The Basics of the Lottery

The lottery is a form of gambling in which numbers are randomly drawn and winners are awarded prizes that may be cash, goods or services. Lotteries are popular with people of all ages and are a major source of revenue for state governments. In the United States, lottery games are legal in most jurisdictions and are conducted by a variety of organizations. Some examples include state and federal governments, private businesses and charitable organizations. Lotteries are often considered an effective way to raise money for specific causes and have been used in the past to fund everything from paving streets to building colleges.

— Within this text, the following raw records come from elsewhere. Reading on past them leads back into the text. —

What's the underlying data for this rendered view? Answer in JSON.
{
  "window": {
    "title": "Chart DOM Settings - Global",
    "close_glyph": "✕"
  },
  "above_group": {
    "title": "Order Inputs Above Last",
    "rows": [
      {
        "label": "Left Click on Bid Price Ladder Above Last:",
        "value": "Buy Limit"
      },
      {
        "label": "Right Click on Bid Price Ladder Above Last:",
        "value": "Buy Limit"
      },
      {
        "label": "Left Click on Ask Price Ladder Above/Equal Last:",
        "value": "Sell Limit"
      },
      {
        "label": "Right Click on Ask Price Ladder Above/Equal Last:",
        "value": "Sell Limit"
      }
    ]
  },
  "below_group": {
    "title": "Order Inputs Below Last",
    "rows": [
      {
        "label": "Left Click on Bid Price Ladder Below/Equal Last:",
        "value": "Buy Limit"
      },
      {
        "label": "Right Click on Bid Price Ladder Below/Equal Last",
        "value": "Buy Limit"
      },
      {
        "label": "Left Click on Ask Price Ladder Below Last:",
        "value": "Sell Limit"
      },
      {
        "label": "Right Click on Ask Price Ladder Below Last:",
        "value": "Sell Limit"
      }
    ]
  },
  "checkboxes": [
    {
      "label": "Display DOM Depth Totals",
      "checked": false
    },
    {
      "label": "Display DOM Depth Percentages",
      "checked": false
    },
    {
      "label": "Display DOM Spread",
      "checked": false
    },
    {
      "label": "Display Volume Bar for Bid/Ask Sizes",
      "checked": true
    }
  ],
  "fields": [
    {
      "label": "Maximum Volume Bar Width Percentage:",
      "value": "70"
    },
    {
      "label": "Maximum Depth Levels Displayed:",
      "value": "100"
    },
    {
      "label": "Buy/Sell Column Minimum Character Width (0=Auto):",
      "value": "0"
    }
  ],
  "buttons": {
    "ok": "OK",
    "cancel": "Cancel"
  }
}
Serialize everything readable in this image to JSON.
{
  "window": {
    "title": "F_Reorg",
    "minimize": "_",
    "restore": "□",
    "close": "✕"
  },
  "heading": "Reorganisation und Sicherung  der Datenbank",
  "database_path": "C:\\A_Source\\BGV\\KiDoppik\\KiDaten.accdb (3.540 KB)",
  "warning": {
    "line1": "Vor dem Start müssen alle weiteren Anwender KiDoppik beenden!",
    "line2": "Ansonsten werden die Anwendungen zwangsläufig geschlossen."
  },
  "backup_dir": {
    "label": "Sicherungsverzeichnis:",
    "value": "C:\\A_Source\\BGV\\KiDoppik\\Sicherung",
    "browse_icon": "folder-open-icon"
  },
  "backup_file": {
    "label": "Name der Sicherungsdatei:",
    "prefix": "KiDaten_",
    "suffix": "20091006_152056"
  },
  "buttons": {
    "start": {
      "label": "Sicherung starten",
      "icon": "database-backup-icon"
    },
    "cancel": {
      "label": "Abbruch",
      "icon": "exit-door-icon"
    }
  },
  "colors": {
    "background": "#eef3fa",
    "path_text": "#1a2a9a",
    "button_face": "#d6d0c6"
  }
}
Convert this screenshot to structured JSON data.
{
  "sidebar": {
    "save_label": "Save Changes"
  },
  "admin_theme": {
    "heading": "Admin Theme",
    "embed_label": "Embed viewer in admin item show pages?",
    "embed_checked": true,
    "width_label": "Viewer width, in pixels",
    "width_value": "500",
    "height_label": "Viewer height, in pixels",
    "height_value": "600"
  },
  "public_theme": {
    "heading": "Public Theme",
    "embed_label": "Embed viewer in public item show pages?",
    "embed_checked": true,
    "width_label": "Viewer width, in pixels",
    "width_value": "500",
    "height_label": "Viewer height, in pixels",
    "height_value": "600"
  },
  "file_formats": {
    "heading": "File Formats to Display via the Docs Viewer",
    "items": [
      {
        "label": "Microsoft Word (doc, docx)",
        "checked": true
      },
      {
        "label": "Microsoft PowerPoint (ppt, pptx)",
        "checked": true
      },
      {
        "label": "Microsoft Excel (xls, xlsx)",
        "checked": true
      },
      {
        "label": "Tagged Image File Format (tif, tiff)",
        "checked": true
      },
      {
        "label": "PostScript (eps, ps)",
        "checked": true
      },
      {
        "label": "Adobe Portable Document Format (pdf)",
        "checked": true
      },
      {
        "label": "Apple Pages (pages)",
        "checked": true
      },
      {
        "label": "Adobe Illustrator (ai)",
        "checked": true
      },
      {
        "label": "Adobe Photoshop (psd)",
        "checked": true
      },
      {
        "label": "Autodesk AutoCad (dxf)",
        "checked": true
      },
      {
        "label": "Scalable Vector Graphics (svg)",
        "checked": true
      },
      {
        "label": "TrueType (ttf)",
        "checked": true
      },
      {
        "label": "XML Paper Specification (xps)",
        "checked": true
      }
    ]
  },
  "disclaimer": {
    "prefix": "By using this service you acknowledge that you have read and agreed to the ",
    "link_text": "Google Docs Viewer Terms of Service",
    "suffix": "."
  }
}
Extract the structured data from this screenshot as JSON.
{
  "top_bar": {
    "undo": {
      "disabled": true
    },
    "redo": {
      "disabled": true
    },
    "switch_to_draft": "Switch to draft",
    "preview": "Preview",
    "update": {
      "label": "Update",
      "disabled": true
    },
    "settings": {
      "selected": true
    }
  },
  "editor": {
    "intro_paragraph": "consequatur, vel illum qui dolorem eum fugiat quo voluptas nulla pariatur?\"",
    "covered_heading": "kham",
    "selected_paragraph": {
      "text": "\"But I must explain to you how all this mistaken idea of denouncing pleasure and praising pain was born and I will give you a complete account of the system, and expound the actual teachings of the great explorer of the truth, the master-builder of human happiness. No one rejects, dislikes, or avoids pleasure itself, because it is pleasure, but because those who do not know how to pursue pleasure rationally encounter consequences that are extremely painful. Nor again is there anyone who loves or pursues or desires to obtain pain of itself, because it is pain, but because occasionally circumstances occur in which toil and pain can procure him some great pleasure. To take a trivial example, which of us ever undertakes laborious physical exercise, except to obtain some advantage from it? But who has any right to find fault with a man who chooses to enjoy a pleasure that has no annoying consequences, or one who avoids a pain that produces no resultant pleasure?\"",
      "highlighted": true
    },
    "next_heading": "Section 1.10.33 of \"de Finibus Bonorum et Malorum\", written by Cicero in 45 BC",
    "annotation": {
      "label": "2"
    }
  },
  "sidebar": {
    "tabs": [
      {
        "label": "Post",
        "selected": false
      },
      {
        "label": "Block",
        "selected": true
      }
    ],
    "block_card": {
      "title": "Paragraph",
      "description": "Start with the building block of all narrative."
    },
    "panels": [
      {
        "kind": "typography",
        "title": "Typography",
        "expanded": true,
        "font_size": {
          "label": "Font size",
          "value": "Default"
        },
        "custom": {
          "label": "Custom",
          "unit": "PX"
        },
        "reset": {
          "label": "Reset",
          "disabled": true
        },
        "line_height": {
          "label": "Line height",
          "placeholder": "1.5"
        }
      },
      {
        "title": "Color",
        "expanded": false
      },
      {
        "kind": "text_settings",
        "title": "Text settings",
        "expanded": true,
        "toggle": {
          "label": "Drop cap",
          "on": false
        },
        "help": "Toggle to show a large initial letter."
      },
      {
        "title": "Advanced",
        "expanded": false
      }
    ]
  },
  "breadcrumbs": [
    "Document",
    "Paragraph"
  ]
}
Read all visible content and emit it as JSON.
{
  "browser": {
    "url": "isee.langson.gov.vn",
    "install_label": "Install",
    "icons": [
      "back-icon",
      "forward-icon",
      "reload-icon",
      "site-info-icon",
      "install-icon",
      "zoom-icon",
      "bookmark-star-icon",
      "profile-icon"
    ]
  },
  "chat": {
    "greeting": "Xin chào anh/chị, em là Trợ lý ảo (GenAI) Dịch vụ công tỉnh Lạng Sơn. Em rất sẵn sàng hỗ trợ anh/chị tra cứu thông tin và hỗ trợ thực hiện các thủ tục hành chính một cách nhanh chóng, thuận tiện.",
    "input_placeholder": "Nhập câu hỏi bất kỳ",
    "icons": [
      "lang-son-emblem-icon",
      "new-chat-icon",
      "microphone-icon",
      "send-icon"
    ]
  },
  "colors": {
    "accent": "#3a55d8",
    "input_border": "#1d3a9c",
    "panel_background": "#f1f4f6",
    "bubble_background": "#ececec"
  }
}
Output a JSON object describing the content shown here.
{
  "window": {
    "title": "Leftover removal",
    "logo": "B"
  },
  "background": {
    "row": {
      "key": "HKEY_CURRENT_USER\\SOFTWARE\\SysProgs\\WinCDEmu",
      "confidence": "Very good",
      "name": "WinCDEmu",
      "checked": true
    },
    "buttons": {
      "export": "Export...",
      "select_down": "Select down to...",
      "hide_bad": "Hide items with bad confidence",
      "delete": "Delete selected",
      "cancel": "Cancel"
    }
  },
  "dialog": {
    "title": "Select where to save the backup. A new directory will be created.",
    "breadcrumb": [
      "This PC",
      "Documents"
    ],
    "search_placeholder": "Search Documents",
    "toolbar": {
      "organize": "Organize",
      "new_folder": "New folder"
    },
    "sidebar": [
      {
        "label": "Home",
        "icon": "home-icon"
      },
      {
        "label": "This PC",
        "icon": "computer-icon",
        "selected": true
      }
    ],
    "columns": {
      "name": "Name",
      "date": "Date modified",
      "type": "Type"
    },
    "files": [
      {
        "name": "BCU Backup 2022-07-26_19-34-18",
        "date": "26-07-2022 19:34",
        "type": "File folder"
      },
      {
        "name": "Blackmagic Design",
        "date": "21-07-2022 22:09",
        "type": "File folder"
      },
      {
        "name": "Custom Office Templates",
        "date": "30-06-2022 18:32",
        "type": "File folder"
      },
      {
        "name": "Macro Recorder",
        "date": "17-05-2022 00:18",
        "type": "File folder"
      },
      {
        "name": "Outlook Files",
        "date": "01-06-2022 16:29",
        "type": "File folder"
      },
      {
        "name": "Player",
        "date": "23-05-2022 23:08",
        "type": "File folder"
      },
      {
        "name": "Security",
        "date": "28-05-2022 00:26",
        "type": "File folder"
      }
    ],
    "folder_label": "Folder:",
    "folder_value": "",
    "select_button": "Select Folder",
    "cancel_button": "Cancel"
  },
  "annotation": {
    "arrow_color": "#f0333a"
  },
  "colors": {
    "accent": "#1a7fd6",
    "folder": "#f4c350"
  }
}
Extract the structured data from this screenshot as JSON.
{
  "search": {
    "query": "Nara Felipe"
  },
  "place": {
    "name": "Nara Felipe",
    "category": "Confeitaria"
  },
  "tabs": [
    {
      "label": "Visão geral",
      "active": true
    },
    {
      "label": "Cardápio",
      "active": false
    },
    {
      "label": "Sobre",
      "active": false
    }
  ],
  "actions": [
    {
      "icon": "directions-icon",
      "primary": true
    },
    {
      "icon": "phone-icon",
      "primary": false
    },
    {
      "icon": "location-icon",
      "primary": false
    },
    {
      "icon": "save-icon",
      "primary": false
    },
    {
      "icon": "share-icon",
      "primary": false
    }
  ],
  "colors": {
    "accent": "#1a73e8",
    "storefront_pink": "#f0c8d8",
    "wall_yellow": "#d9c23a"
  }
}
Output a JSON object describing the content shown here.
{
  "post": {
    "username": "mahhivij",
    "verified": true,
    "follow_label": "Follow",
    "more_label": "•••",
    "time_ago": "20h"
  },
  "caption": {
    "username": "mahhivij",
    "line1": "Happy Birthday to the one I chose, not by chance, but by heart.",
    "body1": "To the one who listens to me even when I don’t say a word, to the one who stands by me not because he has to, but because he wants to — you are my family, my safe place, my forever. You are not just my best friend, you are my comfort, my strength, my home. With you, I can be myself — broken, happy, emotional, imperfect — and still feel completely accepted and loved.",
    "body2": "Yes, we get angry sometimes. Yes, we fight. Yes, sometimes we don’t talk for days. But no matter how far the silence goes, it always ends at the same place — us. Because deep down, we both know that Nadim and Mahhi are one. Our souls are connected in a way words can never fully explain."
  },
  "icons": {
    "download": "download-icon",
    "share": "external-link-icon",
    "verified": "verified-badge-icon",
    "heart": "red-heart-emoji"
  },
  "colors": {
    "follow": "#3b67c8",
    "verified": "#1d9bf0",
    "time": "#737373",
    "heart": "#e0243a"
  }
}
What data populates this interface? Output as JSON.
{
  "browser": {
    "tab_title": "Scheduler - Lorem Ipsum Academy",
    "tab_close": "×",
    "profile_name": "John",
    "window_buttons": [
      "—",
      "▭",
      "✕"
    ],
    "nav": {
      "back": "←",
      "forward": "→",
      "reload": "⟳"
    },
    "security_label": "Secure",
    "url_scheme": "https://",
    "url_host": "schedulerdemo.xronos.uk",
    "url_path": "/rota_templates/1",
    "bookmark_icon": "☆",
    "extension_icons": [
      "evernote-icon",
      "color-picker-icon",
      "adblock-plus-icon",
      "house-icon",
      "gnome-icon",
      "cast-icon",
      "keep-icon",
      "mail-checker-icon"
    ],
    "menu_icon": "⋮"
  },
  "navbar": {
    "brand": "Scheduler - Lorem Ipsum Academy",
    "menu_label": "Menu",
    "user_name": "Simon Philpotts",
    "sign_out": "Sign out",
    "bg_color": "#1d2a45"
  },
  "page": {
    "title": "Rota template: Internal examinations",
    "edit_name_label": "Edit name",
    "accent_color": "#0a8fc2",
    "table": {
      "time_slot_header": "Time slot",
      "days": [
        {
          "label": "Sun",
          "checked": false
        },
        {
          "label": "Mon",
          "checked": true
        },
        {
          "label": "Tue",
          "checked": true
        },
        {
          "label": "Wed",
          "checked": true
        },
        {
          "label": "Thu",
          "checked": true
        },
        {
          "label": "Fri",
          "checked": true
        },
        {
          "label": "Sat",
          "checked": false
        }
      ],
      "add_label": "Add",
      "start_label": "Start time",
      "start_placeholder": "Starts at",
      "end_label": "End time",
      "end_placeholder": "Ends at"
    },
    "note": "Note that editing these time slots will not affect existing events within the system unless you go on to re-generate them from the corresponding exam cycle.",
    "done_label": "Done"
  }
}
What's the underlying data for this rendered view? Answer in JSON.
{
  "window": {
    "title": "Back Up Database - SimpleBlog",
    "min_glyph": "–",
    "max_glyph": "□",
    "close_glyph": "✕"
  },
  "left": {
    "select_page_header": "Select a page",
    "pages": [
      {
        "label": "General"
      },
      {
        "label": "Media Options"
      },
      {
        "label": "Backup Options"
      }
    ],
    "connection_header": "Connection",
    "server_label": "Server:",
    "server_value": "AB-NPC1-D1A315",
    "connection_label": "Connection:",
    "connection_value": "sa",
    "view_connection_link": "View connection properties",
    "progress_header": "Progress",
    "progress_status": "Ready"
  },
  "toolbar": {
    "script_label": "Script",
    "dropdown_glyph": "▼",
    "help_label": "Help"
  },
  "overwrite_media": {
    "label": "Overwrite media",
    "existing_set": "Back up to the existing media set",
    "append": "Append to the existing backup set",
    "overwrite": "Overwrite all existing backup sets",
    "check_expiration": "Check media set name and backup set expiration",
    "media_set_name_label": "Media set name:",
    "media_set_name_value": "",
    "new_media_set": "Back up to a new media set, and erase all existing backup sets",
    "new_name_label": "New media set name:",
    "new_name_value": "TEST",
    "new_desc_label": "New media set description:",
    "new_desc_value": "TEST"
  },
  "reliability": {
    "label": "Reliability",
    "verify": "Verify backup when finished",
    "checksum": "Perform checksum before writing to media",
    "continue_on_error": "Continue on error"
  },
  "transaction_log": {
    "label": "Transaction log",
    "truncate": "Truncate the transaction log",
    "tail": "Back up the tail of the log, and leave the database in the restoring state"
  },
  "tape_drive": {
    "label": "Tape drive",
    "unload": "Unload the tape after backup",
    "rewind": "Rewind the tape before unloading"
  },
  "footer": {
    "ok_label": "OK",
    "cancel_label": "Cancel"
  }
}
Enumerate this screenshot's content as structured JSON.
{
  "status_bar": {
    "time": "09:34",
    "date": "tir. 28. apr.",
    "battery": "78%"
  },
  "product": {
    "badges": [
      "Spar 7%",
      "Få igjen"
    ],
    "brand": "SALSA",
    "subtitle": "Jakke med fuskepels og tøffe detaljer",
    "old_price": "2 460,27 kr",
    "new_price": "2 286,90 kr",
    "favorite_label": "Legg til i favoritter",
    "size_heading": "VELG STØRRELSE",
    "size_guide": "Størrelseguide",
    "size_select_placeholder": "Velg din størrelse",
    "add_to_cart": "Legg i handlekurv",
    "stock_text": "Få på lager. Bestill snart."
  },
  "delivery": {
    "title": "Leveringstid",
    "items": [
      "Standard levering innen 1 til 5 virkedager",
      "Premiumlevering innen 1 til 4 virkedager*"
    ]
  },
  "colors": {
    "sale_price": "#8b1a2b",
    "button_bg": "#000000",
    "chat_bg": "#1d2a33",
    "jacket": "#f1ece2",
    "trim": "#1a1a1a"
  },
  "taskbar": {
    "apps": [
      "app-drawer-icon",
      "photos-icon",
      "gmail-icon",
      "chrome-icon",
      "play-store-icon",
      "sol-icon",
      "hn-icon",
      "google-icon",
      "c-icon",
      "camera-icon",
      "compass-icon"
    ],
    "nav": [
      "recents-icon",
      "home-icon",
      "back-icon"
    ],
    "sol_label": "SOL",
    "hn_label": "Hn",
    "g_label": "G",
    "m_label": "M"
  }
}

The history of the lottery in America dates back to colonial times when it was used to finance public works projects. In the 18th century, George Washington sponsored a lottery to build roads. Today, many lottery proceeds are earmarked for education and other public needs. While the popularity of the lottery has fluctuated in recent years, it continues to enjoy broad public support.

Most state lotteries are run as monopolies by the states themselves or through state-controlled corporations. Upon their introduction, state lotteries typically start with a small number of relatively simple games and then expand as they grow in size and complexity. This expansion has been driven primarily by the need to increase revenues, and it has been accompanied by an attempt to attract new players by offering higher jackpots and more frequent drawing dates.

In addition to the prize money, some percentage of the total prize pool must be deducted as costs and profits for the lottery operators and its sponsors. This leaves a smaller pool that is available to the winners, and the frequency and sizes of the prizes must be balanced against the relative cost of organizing and promoting the lottery and the relative likelihood that tickets will be sold.

Historically, the majority of the prize money has been won by people who bought multiple tickets. This arrangement, a form of multi-stake betting, has become increasingly popular and is now offered by most US states. It allows individuals to participate in the lottery without having to make large investments, and it can be a good alternative for those who want to try to win the big jackpots but do not have the necessary capital.

While winning the lottery is a dream for many, it is important to realize that the odds are very low. Most people who play the lottery do not win, and those who do usually spend most of their winnings within a few years. This is why it is important to have a savings plan and to stay away from the temptation of lottery winnings.

The vast majority of the lottery’s players come from the 21st through 60th percentile of income distribution. These are people with a few dollars in their discretionary spending and who can afford to purchase a ticket or two. Lottery playing is not only regressive, but it also undermines opportunities for the American dream and for innovation.